For mega farms with unrelated, outside investors who cannot easily reorganize, they might be limited to a million dollars a year in federal crop support, or 10 times the amount approved by the House and Senate-passed farm bills. For the majority, however, the proposed rule would push them to reorganize their businesses in order to retain escape payment limits altogether.
Hence, FSA has again done what it has done each and every time it has worked on this rule since 1987 when Congress first required that payments go to active working farmers and crop share landlords. It has ensured that there will be no effective payment limit, continuing the tradition of making commodity subsidies unique among all federal entitlement programs in having no limit on the size of the government transfer.
There are a few rays of hope:
Unfortunately, these two positive moves apply only after farms have already quadrupled their payment caps. And even then the new requirements can be avoided by reorganizing.
In requesting public comments on their proposal, FSA specifically asks the public “whether farming entities owned by family members should be subject to the same limits as other farming operations.” The answer to that is a resounding yes.

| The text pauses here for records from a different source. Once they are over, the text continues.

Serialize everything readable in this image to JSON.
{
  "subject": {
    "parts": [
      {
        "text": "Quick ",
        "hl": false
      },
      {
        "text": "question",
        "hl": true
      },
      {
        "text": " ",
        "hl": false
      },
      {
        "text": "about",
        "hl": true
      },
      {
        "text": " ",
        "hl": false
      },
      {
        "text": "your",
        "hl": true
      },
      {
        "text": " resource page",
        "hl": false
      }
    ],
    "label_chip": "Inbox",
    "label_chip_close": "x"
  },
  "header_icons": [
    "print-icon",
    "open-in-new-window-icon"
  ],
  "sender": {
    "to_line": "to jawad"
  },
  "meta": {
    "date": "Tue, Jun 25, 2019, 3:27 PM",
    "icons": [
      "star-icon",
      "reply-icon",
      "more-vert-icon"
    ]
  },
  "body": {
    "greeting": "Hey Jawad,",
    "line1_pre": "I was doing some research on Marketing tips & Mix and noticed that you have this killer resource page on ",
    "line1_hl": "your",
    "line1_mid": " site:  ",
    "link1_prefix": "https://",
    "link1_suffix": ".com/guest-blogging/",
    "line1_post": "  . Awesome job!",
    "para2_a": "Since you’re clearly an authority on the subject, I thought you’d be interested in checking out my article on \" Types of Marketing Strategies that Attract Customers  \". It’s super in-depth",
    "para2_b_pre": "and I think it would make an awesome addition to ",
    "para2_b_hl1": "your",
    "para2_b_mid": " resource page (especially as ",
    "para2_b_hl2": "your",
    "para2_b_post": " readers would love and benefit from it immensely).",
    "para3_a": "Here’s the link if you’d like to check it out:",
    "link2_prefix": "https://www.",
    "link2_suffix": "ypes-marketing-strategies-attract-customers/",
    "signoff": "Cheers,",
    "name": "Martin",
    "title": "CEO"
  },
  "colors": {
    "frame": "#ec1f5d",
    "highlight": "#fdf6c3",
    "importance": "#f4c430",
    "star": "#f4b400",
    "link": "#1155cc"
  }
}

They also ask “whether there should be a strict limit of one manager” in addition to those who actually work the farm, and the answer to that, as both the House and Senate are already on record as supporting, is also a resounding yes. Moreover, consistent with the House and Senate-passed farm bills, it should not increase the total payment available to the farm.
The House and Senate are also on record as supporting a $50,000 per farm cap ($100,000 with a spouse) for the two primary commodity subsidy payment programs. Sadly, that House and Senate-approved cap was changed to $125,000 ($250,000 with a spouse) in the final behind closed doors negotiations over the farm bill. There is nothing USDA can do in rulemaking to change the final farm bill deal cutters’ largesse on that number. But there is no reason it needs to issue a rule raising the limit to $1 million and leaving an easy escape route for those who decide that even that is not enough.

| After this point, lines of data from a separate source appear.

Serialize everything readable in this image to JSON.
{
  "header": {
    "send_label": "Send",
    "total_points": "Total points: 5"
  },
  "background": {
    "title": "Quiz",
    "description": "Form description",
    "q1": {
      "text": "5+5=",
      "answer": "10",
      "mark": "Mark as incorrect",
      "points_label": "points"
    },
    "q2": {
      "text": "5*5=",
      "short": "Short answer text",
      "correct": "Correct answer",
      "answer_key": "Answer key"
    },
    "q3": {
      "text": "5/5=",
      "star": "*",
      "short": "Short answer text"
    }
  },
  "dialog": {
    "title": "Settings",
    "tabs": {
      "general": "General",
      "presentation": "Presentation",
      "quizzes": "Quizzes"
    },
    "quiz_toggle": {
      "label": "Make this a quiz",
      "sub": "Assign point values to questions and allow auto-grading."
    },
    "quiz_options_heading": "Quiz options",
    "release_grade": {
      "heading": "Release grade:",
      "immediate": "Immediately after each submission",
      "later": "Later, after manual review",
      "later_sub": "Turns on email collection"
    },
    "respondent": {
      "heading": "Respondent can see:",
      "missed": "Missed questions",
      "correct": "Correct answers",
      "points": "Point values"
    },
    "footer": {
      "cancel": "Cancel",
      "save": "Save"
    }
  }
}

The public comment period will be open until May 26. The public should ask USDA to rewrite the rule to make it consistent with President Obama’s pledge, creating comprehensive reform that gets rid of the abusive loopholes once and for all.